Armed with primitive weapons and homemade boobytraps, a group of grizzled, geriatric war vets barricade themselves inside a bar under attack from rabid droves of feral, drug-fuelled hoodlums.
This is the effortlessly simple premise of VFW (Veterans from Foreign Wars) and director Joe Begos doesn’t waste any time pretending his feature is a vehicle for deeper metaphors or societal critiques. VFW is handcrafted like Robert Rodriguez’s Machete or Rob Zombie’s House of 1,000 Corpses, as a devout homage to the subgenres that inspired it (in the case of VFW, dystopian science fiction and splatter movies).
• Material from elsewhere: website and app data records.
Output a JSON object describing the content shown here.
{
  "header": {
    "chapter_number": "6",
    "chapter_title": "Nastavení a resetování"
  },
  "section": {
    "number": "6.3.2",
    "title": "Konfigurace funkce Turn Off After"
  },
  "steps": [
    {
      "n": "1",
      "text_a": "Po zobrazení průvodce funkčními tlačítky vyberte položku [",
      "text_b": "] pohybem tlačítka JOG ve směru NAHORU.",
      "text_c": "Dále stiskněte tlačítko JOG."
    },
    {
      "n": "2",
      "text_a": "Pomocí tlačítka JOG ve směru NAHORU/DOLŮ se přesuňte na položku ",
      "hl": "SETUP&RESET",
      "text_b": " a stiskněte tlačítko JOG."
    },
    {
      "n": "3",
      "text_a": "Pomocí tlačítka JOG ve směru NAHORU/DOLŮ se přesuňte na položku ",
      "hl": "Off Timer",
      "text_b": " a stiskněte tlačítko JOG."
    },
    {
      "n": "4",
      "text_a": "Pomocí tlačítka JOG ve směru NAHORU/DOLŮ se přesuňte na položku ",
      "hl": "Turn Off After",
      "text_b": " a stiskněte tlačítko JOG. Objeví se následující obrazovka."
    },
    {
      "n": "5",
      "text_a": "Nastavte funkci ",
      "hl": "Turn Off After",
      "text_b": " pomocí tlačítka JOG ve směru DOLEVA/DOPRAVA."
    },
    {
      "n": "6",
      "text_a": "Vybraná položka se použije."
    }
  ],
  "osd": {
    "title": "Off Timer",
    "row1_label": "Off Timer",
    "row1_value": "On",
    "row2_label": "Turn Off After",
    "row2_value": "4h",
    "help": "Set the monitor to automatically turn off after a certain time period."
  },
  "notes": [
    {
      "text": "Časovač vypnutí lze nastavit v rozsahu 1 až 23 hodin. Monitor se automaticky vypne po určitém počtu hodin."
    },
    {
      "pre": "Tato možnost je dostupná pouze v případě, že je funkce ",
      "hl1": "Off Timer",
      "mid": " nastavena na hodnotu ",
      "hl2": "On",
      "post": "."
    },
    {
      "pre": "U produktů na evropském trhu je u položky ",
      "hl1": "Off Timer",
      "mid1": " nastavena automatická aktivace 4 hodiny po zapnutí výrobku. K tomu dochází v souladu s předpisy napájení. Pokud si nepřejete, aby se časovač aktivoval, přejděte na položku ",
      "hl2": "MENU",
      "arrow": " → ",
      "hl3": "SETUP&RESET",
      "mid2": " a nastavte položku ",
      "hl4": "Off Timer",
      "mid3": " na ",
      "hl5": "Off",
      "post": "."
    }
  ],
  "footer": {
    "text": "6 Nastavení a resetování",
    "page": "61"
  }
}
The sensational violence is reminiscent of paragons like Braindead and Evil Dead II while the unrefined combat which takes place exclusively in the gloomy bar and its car park is homogenous with From Dusk Till Dawn and The Warriors. The enemies — dehumanised as “an army of braindead animals” — are ordained like henchmen from 1980s Stallone and Schwarzenegger action movies. But do all of these elements work symbiotically together?
It can be argued that VFW is an uninventive melee of genres, too frightened to deviate from the established cues of its beloved source material, but this would be short-sighted. With its gritty cinematography, amplified violence and John Carpenter-esque soundtrack, VFW is a gruesomely entertaining bloodbath that oozes with nostalgia. It radiates the simple joy of unadulterated fun. With darkly comedic performances from the likes of Stephen Lang and Fred Williamson, the cast understand what Begos wants to achieve. VFW might not earn any awards for its originality, but devotees of the genres Begos is gallantly repurposing will praise him for this 90-minute slugfest.
9 Mar 2020